After a brief 15-minute respite from what was rapidly becoming a real nerve-shredder of a game for Port fans, during which we calmed said nerves with Leo and other intoxicating substances, the second half was more of the same, with Port seemingly content to let Chonburi have the ball (even passing it to them on numerous occasions) and the Sharks launching wave after wave of attacks without having anyone with the guile or creativity to convert the numerous chances created. When they did get shots away, Port were throwing bodies at them with Kevin (97), Rochela (22) and the Rat all making heroic stops. Port simply weren’t in it, and had the Sharks had a couple of decent strikers, they would have won comfortably.
Thankfully they don’t, and despite the ref adding on a surprisingly generous 5 minutes of stoppage time, Port held on for, as I predicted, an ugly win against a limited but very robust and well-organised side. That is, as I said, Port’s 5th win in a row (3 of them away from home), and since the Chainat debacle Port’s record has been outstanding – 5 games, 5 wins, 16 goals scored, 3 conceded. That is title-winning form and come the end of the season those dropped points against the likes of Chainat and Police Tero could come back to haunt us; but keep this form up, and if Buriram and Bangkok Utd hit rough patches of their own, it might just turn into a 3-horse race. Next up? 4th-placed Muangthong on 9 June, for by far the biggest game played at the PAT for a couple of years at least.
The Sandpit Man of the Match: David Rochela

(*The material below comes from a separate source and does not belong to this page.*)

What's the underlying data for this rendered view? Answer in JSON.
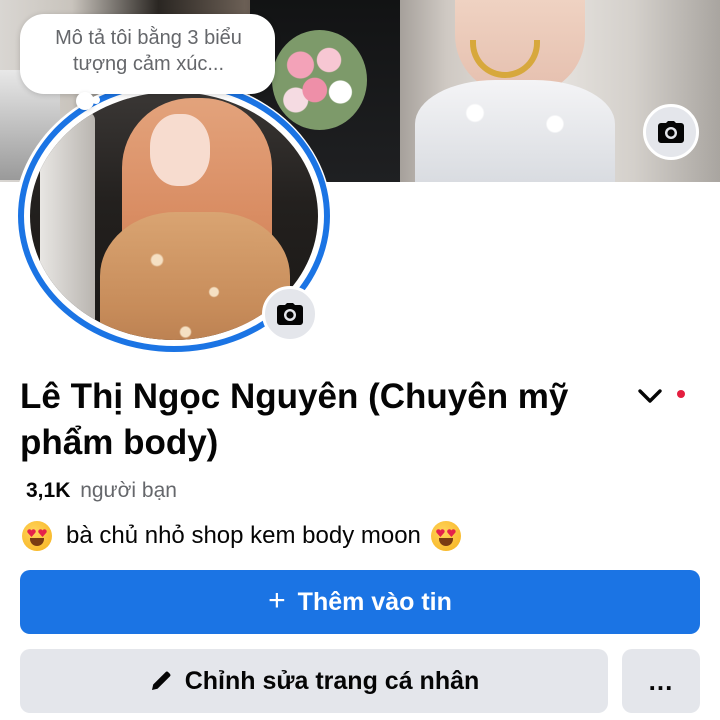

There were some huge performances in Port’s defence last night, with Rattanai, Nitipong, Kevin and Kim all sweating blood for the shirt. But cometh the hour, cometh the man, and it was cap’n Rochela who took this week’s award with a performance that mixed classy, visionary defending with down & dirty blocks & tackles. It’s actually David’s first MOTM award this season, which is less of a reflection on his form and more a reflection on how much more quality there is in the team these days, that they are no longer quite so reliant on the schmooooove Spaniard. But of course, when needed, he’s always there, and last night was a match-winning performance.